Some psychiatrists talk about the ‘depressive condition’ as being somewhere we all really need to get, in the rather technical sense that in the depressive position is where you actually accept your limitation. It is somewhere where you know you can’t do everything and where you have come to a point where you see that your own fragility and weakness is just a given and that it doesn’t kill you. In a strange way that depressive position is good news. I think that religion has a lot to do with the depressive position because it’s an acknowledgement of the possibility and the limit of human endeavour, human hope. It’s a genuinely compassionate and hopeful realism, and I think that is where we all pray to get.
So it becomes part of our spiritual journey?
Yes. But that’s not to say that depression is good for you. It’s not to say for those who suffer the horrors of clinical depression ‘it’s all right really, this is all really very spiritual so don’t panic’. It is to say that the moments when we are most up against our limits are potentially moments of growth and truth. Now how those moments genuinely come to be moments of growth and truth depends on any number of things: compassionate care; accompaniment; listening ears and all the rest of it. But I think that that’s what it comes to.

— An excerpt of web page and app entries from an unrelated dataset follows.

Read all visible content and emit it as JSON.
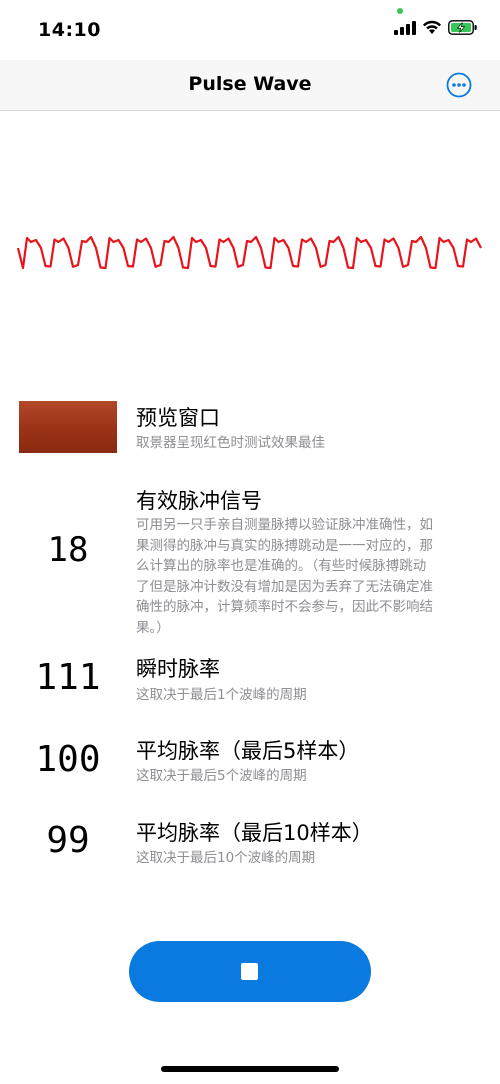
{
  "status_bar": {
    "time": "14:10",
    "icons": [
      "signal-icon",
      "wifi-icon",
      "battery-charging-icon"
    ],
    "accent_green": "#36c759"
  },
  "nav": {
    "title": "Pulse Wave",
    "more_icon": "more-circle-icon",
    "accent": "#0a79e0"
  },
  "waveform": {
    "color": "#e8141c",
    "icon": "pulse-waveform"
  },
  "preview": {
    "title": "预览窗口",
    "subtitle": "取景器呈现红色时测试效果最佳",
    "swatch_color": "#9c3317"
  },
  "valid_pulses": {
    "value": "18",
    "title": "有效脉冲信号",
    "description_lines": [
      "可用另一只手亲自测量脉搏以验证脉冲准确性，如",
      "果测得的脉冲与真实的脉搏跳动是一一对应的，那",
      "么计算出的脉率也是准确的。（有些时候脉搏跳动",
      "了但是脉冲计数没有增加是因为丢弃了无法确定准",
      "确性的脉冲，计算频率时不会参与，因此不影响结",
      "果。）"
    ]
  },
  "instant_rate": {
    "value": "111",
    "title": "瞬时脉率",
    "subtitle": "这取决于最后1个波峰的周期"
  },
  "avg5": {
    "value": "100",
    "title": "平均脉率（最后5样本）",
    "subtitle": "这取决于最后5个波峰的周期"
  },
  "avg10": {
    "value": "99",
    "title": "平均脉率（最后10样本）",
    "subtitle": "这取决于最后10个波峰的周期"
  },
  "stop_button": {
    "icon": "stop-icon",
    "color": "#0a79e0"
  }
}
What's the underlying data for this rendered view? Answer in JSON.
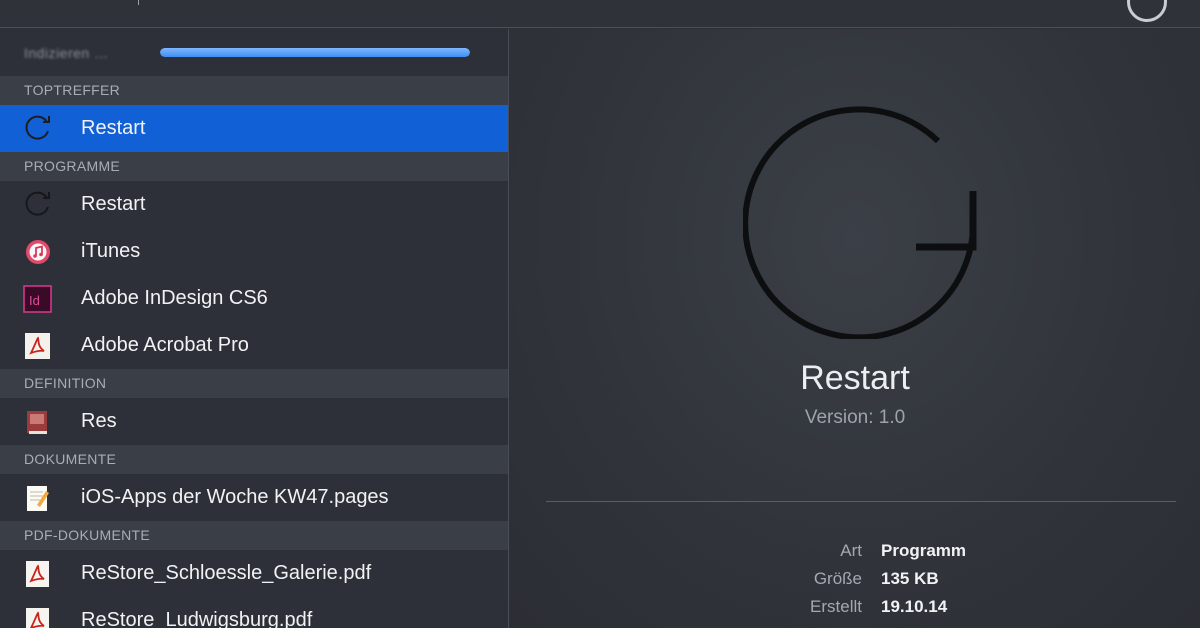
{
  "search": {
    "query": ""
  },
  "indexing": {
    "label": "Indizieren …",
    "progress_percent": 100
  },
  "sections": {
    "top_hits": "TOPTREFFER",
    "programs": "PROGRAMME",
    "definition": "DEFINITION",
    "documents": "DOKUMENTE",
    "pdf_documents": "PDF-DOKUMENTE"
  },
  "results": {
    "top_hit": {
      "label": "Restart",
      "icon": "restart-icon"
    },
    "programs": [
      {
        "label": "Restart",
        "icon": "restart-icon"
      },
      {
        "label": "iTunes",
        "icon": "itunes-icon"
      },
      {
        "label": "Adobe InDesign CS6",
        "icon": "indesign-icon"
      },
      {
        "label": "Adobe Acrobat Pro",
        "icon": "acrobat-icon"
      }
    ],
    "definition": [
      {
        "label": "Res",
        "icon": "dictionary-icon"
      }
    ],
    "documents": [
      {
        "label": "iOS-Apps der Woche KW47.pages",
        "icon": "pages-document-icon"
      }
    ],
    "pdf_documents": [
      {
        "label": "ReStore_Schloessle_Galerie.pdf",
        "icon": "pdf-icon"
      },
      {
        "label": "ReStore_Ludwigsburg.pdf",
        "icon": "pdf-icon"
      }
    ]
  },
  "detail": {
    "icon": "restart-icon",
    "name": "Restart",
    "version": "Version: 1.0",
    "meta": [
      {
        "key": "Art",
        "value": "Programm"
      },
      {
        "key": "Größe",
        "value": "135 KB"
      },
      {
        "key": "Erstellt",
        "value": "19.10.14"
      }
    ]
  },
  "colors": {
    "selection": "#1260d6",
    "progress": "#4a97f7",
    "background": "#2c2f36"
  }
}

There is a very good book written by Gwyneth Lewis (a great friend and the first National Poet of Wales) entitled Sunbathing in the Rain: a cheerful book about depression. She had suffered enormously from clinical depression and this book is essentially trying to come to terms with these aspects of growth and truth in what she was enduring.
Is there something you’d like to leave us with? A take-home message from Psalm 88?
The message in a sense is the silence at the end of the psalm. It’s inviting us to say ‘yes, this is the truth’ but ‘yes, I can say it’. And in that freedom to say it, mysteriously you can see the little brazier burning in the dark doorway. It reminds me of the story of Russia and Stalin in the 1930s and the great poet Anna Akhmatova. Standing in a queue of people going to visit their relatives in prison in the cold of a Moscow winter. And one of the other women in the queue knowing who Akhmatova was, turned to her and said ‘can you write about this?’ and Akhmatova thought about it and said ‘yes’ and the woman said ‘that’s alright then’.
And that gift of being able to say it is somehow the beginning of grace. But we don’t rush it.